649

Speaking on behalf of JAMA, Toyoda said, “We are dismayed to hear a message suggesting that our long-time contributions of investment and employment in the United States are not welcomed. As Chairman, I am deeply saddened by this decision.”

“For JAMA member companies, providing the best possible vehicle options for our customers is our top priority. We now have 24 manufacturing plants, 45 research-and-development/design centers, and 39 distribution centers in 28 states, and have cumulatively invested approximately $51 billion in manufacturing facilities alone,” he outlined. “It is also important to remember that, even during the Great Recession, JAMA member companies made great efforts to maintain employment, and currently we provide more than 93,000 direct American jobs. According to a new study, a total of over 1.6 million jobs (including intermediate and spin-off jobs) in the U.S. are supported by Japanese automakers. These numbers speak for themselves about JAMA member companies’ long history of local contributions and commitment as U.S. corporate citizens, and we are certain that neither imported vehicles and parts nor our American operations ‘threaten to impair’ the U.S. national security.”

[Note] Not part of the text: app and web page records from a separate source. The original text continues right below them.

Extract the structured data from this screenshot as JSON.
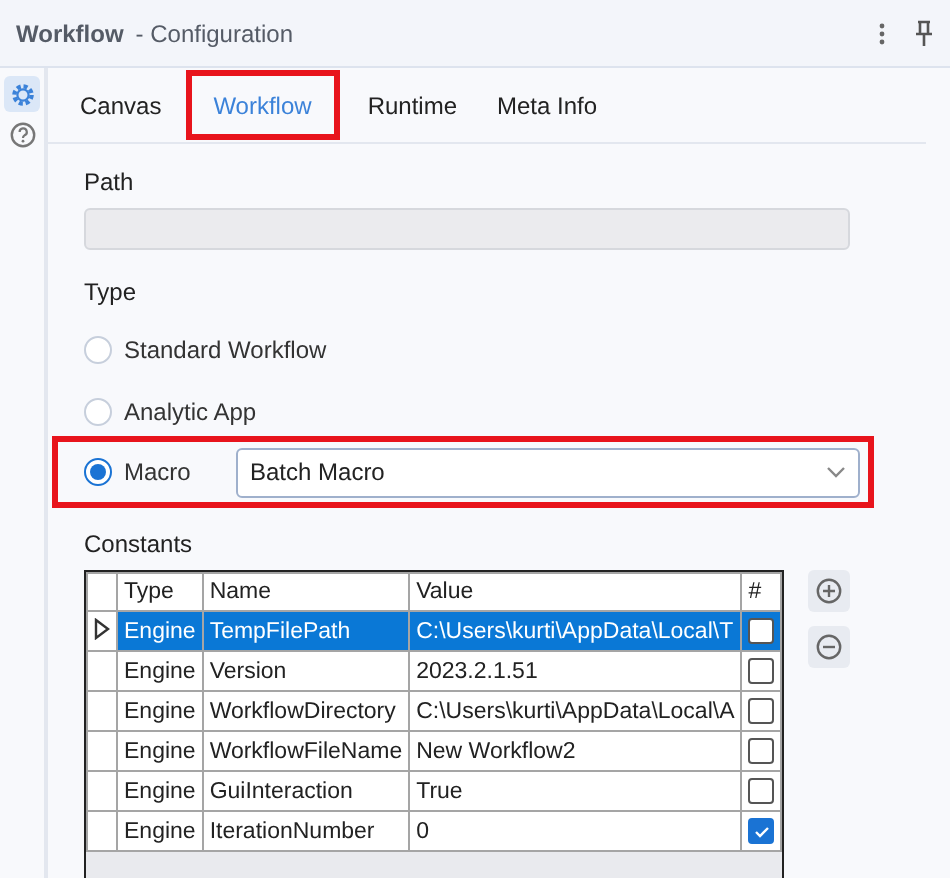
{
  "header": {
    "title": "Workflow",
    "subtitle": "- Configuration"
  },
  "tabs": [
    {
      "label": "Canvas",
      "selected": false,
      "highlighted": false
    },
    {
      "label": "Workflow",
      "selected": true,
      "highlighted": true
    },
    {
      "label": "Runtime",
      "selected": false,
      "highlighted": false
    },
    {
      "label": "Meta Info",
      "selected": false,
      "highlighted": false
    }
  ],
  "path": {
    "label": "Path"
  },
  "type": {
    "label": "Type",
    "options": [
      {
        "label": "Standard Workflow",
        "selected": false,
        "highlighted": false
      },
      {
        "label": "Analytic App",
        "selected": false,
        "highlighted": false
      },
      {
        "label": "Macro",
        "selected": true,
        "highlighted": true,
        "dropdown": "Batch Macro"
      }
    ]
  },
  "constants": {
    "label": "Constants",
    "columns": [
      "Type",
      "Name",
      "Value",
      "#"
    ],
    "rows": [
      {
        "type": "Engine",
        "name": "TempFilePath",
        "value": "C:\\Users\\kurti\\AppData\\Local\\T",
        "checked": false,
        "selected": true
      },
      {
        "type": "Engine",
        "name": "Version",
        "value": "2023.2.1.51",
        "checked": false,
        "selected": false
      },
      {
        "type": "Engine",
        "name": "WorkflowDirectory",
        "value": "C:\\Users\\kurti\\AppData\\Local\\A",
        "checked": false,
        "selected": false
      },
      {
        "type": "Engine",
        "name": "WorkflowFileName",
        "value": "New Workflow2",
        "checked": false,
        "selected": false
      },
      {
        "type": "Engine",
        "name": "GuiInteraction",
        "value": "True",
        "checked": false,
        "selected": false
      },
      {
        "type": "Engine",
        "name": "IterationNumber",
        "value": "0",
        "checked": true,
        "selected": false
      }
    ]
  }
}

Toyoda also warned that potential moves like tariffs down the line from the United States could have major consequences for places with large auto industries like Alabama.

“Any trade restrictive measures would deliver a serious blow to the U.S. auto industry and economy, as it would not only disadvantage U.S. consumers, but also adversely affect the global competitiveness of U.S.-produced vehicles and suppress company investments in the U.S,” Toyoda advised.

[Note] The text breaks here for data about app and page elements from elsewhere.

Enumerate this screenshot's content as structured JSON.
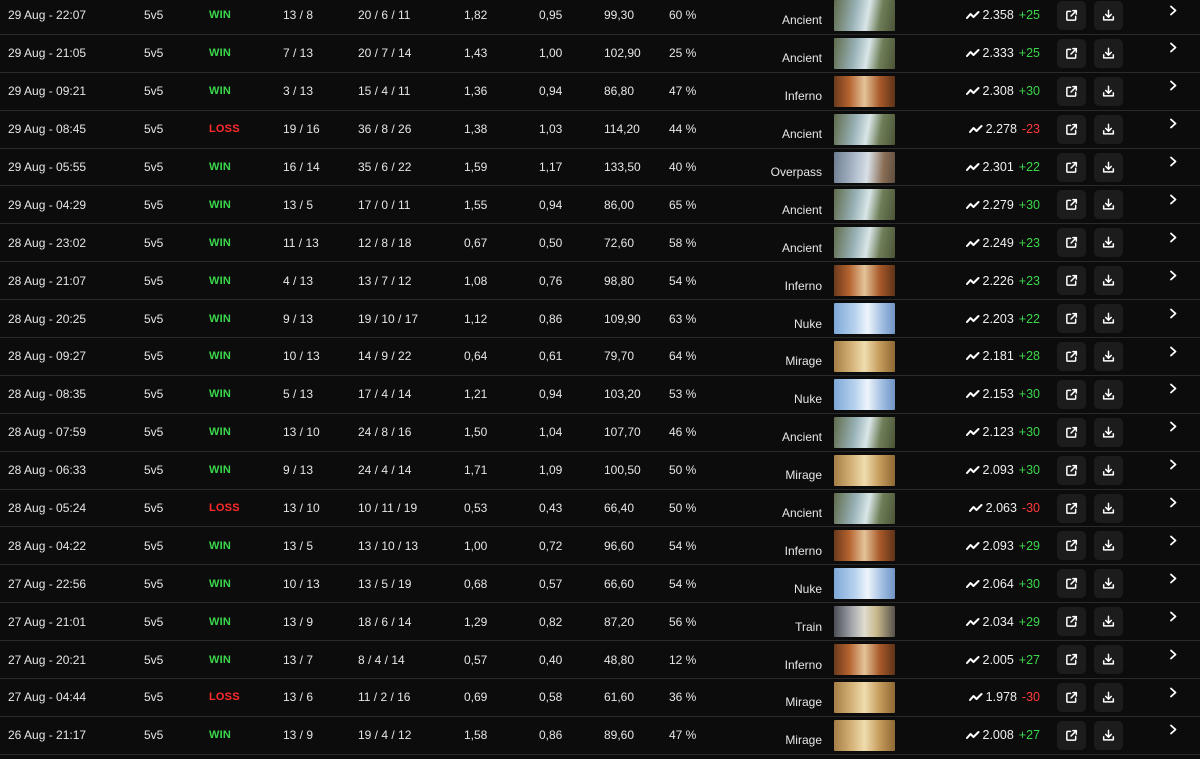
{
  "matches": [
    {
      "date": "29 Aug - 22:07",
      "mode": "5v5",
      "result": "WIN",
      "score": "13 / 8",
      "kda": "20 / 6 / 11",
      "kd": "1,82",
      "kr": "0,95",
      "adr": "99,30",
      "hs": "60 %",
      "map": "Ancient",
      "map_key": "ancient",
      "elo": "2.358",
      "delta": "+25"
    },
    {
      "date": "29 Aug - 21:05",
      "mode": "5v5",
      "result": "WIN",
      "score": "7 / 13",
      "kda": "20 / 7 / 14",
      "kd": "1,43",
      "kr": "1,00",
      "adr": "102,90",
      "hs": "25 %",
      "map": "Ancient",
      "map_key": "ancient",
      "elo": "2.333",
      "delta": "+25"
    },
    {
      "date": "29 Aug - 09:21",
      "mode": "5v5",
      "result": "WIN",
      "score": "3 / 13",
      "kda": "15 / 4 / 11",
      "kd": "1,36",
      "kr": "0,94",
      "adr": "86,80",
      "hs": "47 %",
      "map": "Inferno",
      "map_key": "inferno",
      "elo": "2.308",
      "delta": "+30"
    },
    {
      "date": "29 Aug - 08:45",
      "mode": "5v5",
      "result": "LOSS",
      "score": "19 / 16",
      "kda": "36 / 8 / 26",
      "kd": "1,38",
      "kr": "1,03",
      "adr": "114,20",
      "hs": "44 %",
      "map": "Ancient",
      "map_key": "ancient",
      "elo": "2.278",
      "delta": "-23"
    },
    {
      "date": "29 Aug - 05:55",
      "mode": "5v5",
      "result": "WIN",
      "score": "16 / 14",
      "kda": "35 / 6 / 22",
      "kd": "1,59",
      "kr": "1,17",
      "adr": "133,50",
      "hs": "40 %",
      "map": "Overpass",
      "map_key": "overpass",
      "elo": "2.301",
      "delta": "+22"
    },
    {
      "date": "29 Aug - 04:29",
      "mode": "5v5",
      "result": "WIN",
      "score": "13 / 5",
      "kda": "17 / 0 / 11",
      "kd": "1,55",
      "kr": "0,94",
      "adr": "86,00",
      "hs": "65 %",
      "map": "Ancient",
      "map_key": "ancient",
      "elo": "2.279",
      "delta": "+30"
    },
    {
      "date": "28 Aug - 23:02",
      "mode": "5v5",
      "result": "WIN",
      "score": "11 / 13",
      "kda": "12 / 8 / 18",
      "kd": "0,67",
      "kr": "0,50",
      "adr": "72,60",
      "hs": "58 %",
      "map": "Ancient",
      "map_key": "ancient",
      "elo": "2.249",
      "delta": "+23"
    },
    {
      "date": "28 Aug - 21:07",
      "mode": "5v5",
      "result": "WIN",
      "score": "4 / 13",
      "kda": "13 / 7 / 12",
      "kd": "1,08",
      "kr": "0,76",
      "adr": "98,80",
      "hs": "54 %",
      "map": "Inferno",
      "map_key": "inferno",
      "elo": "2.226",
      "delta": "+23"
    },
    {
      "date": "28 Aug - 20:25",
      "mode": "5v5",
      "result": "WIN",
      "score": "9 / 13",
      "kda": "19 / 10 / 17",
      "kd": "1,12",
      "kr": "0,86",
      "adr": "109,90",
      "hs": "63 %",
      "map": "Nuke",
      "map_key": "nuke",
      "elo": "2.203",
      "delta": "+22"
    },
    {
      "date": "28 Aug - 09:27",
      "mode": "5v5",
      "result": "WIN",
      "score": "10 / 13",
      "kda": "14 / 9 / 22",
      "kd": "0,64",
      "kr": "0,61",
      "adr": "79,70",
      "hs": "64 %",
      "map": "Mirage",
      "map_key": "mirage",
      "elo": "2.181",
      "delta": "+28"
    },
    {
      "date": "28 Aug - 08:35",
      "mode": "5v5",
      "result": "WIN",
      "score": "5 / 13",
      "kda": "17 / 4 / 14",
      "kd": "1,21",
      "kr": "0,94",
      "adr": "103,20",
      "hs": "53 %",
      "map": "Nuke",
      "map_key": "nuke",
      "elo": "2.153",
      "delta": "+30"
    },
    {
      "date": "28 Aug - 07:59",
      "mode": "5v5",
      "result": "WIN",
      "score": "13 / 10",
      "kda": "24 / 8 / 16",
      "kd": "1,50",
      "kr": "1,04",
      "adr": "107,70",
      "hs": "46 %",
      "map": "Ancient",
      "map_key": "ancient",
      "elo": "2.123",
      "delta": "+30"
    },
    {
      "date": "28 Aug - 06:33",
      "mode": "5v5",
      "result": "WIN",
      "score": "9 / 13",
      "kda": "24 / 4 / 14",
      "kd": "1,71",
      "kr": "1,09",
      "adr": "100,50",
      "hs": "50 %",
      "map": "Mirage",
      "map_key": "mirage",
      "elo": "2.093",
      "delta": "+30"
    },
    {
      "date": "28 Aug - 05:24",
      "mode": "5v5",
      "result": "LOSS",
      "score": "13 / 10",
      "kda": "10 / 11 / 19",
      "kd": "0,53",
      "kr": "0,43",
      "adr": "66,40",
      "hs": "50 %",
      "map": "Ancient",
      "map_key": "ancient",
      "elo": "2.063",
      "delta": "-30"
    },
    {
      "date": "28 Aug - 04:22",
      "mode": "5v5",
      "result": "WIN",
      "score": "13 / 5",
      "kda": "13 / 10 / 13",
      "kd": "1,00",
      "kr": "0,72",
      "adr": "96,60",
      "hs": "54 %",
      "map": "Inferno",
      "map_key": "inferno",
      "elo": "2.093",
      "delta": "+29"
    },
    {
      "date": "27 Aug - 22:56",
      "mode": "5v5",
      "result": "WIN",
      "score": "10 / 13",
      "kda": "13 / 5 / 19",
      "kd": "0,68",
      "kr": "0,57",
      "adr": "66,60",
      "hs": "54 %",
      "map": "Nuke",
      "map_key": "nuke",
      "elo": "2.064",
      "delta": "+30"
    },
    {
      "date": "27 Aug - 21:01",
      "mode": "5v5",
      "result": "WIN",
      "score": "13 / 9",
      "kda": "18 / 6 / 14",
      "kd": "1,29",
      "kr": "0,82",
      "adr": "87,20",
      "hs": "56 %",
      "map": "Train",
      "map_key": "train",
      "elo": "2.034",
      "delta": "+29"
    },
    {
      "date": "27 Aug - 20:21",
      "mode": "5v5",
      "result": "WIN",
      "score": "13 / 7",
      "kda": "8 / 4 / 14",
      "kd": "0,57",
      "kr": "0,40",
      "adr": "48,80",
      "hs": "12 %",
      "map": "Inferno",
      "map_key": "inferno",
      "elo": "2.005",
      "delta": "+27"
    },
    {
      "date": "27 Aug - 04:44",
      "mode": "5v5",
      "result": "LOSS",
      "score": "13 / 6",
      "kda": "11 / 2 / 16",
      "kd": "0,69",
      "kr": "0,58",
      "adr": "61,60",
      "hs": "36 %",
      "map": "Mirage",
      "map_key": "mirage",
      "elo": "1.978",
      "delta": "-30"
    },
    {
      "date": "26 Aug - 21:17",
      "mode": "5v5",
      "result": "WIN",
      "score": "13 / 9",
      "kda": "19 / 4 / 12",
      "kd": "1,58",
      "kr": "0,86",
      "adr": "89,60",
      "hs": "47 %",
      "map": "Mirage",
      "map_key": "mirage",
      "elo": "2.008",
      "delta": "+27"
    }
  ],
  "icons": {
    "elo_trend": "trend-icon",
    "open_match": "external-link-icon",
    "download_demo": "download-icon",
    "expand_row": "chevron-right-icon"
  },
  "colors": {
    "background": "#0c0c0c",
    "win": "#3ad64b",
    "loss": "#ff2b2b",
    "button_bg": "#1c1c1c"
  }
}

He continued, “We believe that free and fair trade as well as a competitive business environment based on international rules support the global competitiveness of the U.S. auto industry, leading to consumer benefits and sustained growth of the U.S. economy.”

“JAMA member companies strongly hope that President Trump understands our desire to further contribute to the U.S. economy and employment and that the dialogue between the governments of Japan and the U.S. leads to an outcome that supports the development of the auto industries and economies of both nations,” Toyoda concluded.

In a statement to Yellowhammer News, Alabama Secretary of Commerce Greg Canfield said “the U.S. Department of Commerce’s Section 232 findings… set the stage for tariffs that threaten to seriously disrupt the operations of” the state’s auto manufacturing operations “and put Alabama jobs on the line.”

Canfield explained, “Automakers based in Europe and Japan have made profound contributions to Alabama’s economy through significant investment and job creation that has enriched families and communities. Mercedes-Benz opened a manufacturing facility in Alabama 22 years ago; today, that complex has seen nearly $6 billion in investment and is home to thousands of jobs. Between them, Honda and Toyota have invested well over $3 billion in their Alabama manufacturing operations and employ more than 5,000 people in Alabama. Toyota and Mazda are currently investing another $1.6 billion to open an auto assembly plant in Alabama with 4,000 new jobs. Auto suppliers for these automakers have also invested heavily in operations in Alabama — and they continue to do so.”

“Over the years, Alabama has formed strong partnerships with these automotive companies,” he added. “We’ve also made many lasting friendships with industry leaders, including Akio Toyoda, president of Toyota Motor Corp., who personally came to Alabama’s capital to announce the Mazda Toyota Manufacturing USA assembly plant in 2018, and the top leadership at Honda and Mercedes.”

“We regret to see these relationships imperiled by the U.S. Department of Commerce’s Section 232 findings that set the stage for tariffs that threaten to seriously disrupt the operations of these Alabama manufacturing operations and put Alabama jobs on the line. We will continue to work to help the Trump administration understand that these proposed tariffs will have real and painful consequences for many hard-working Alabamians and companies that have established roots in our state,” Canfield concluded.

Sean Ross is a staff writer for Yellowhammer News. You can follow him on Twitter @sean_yhn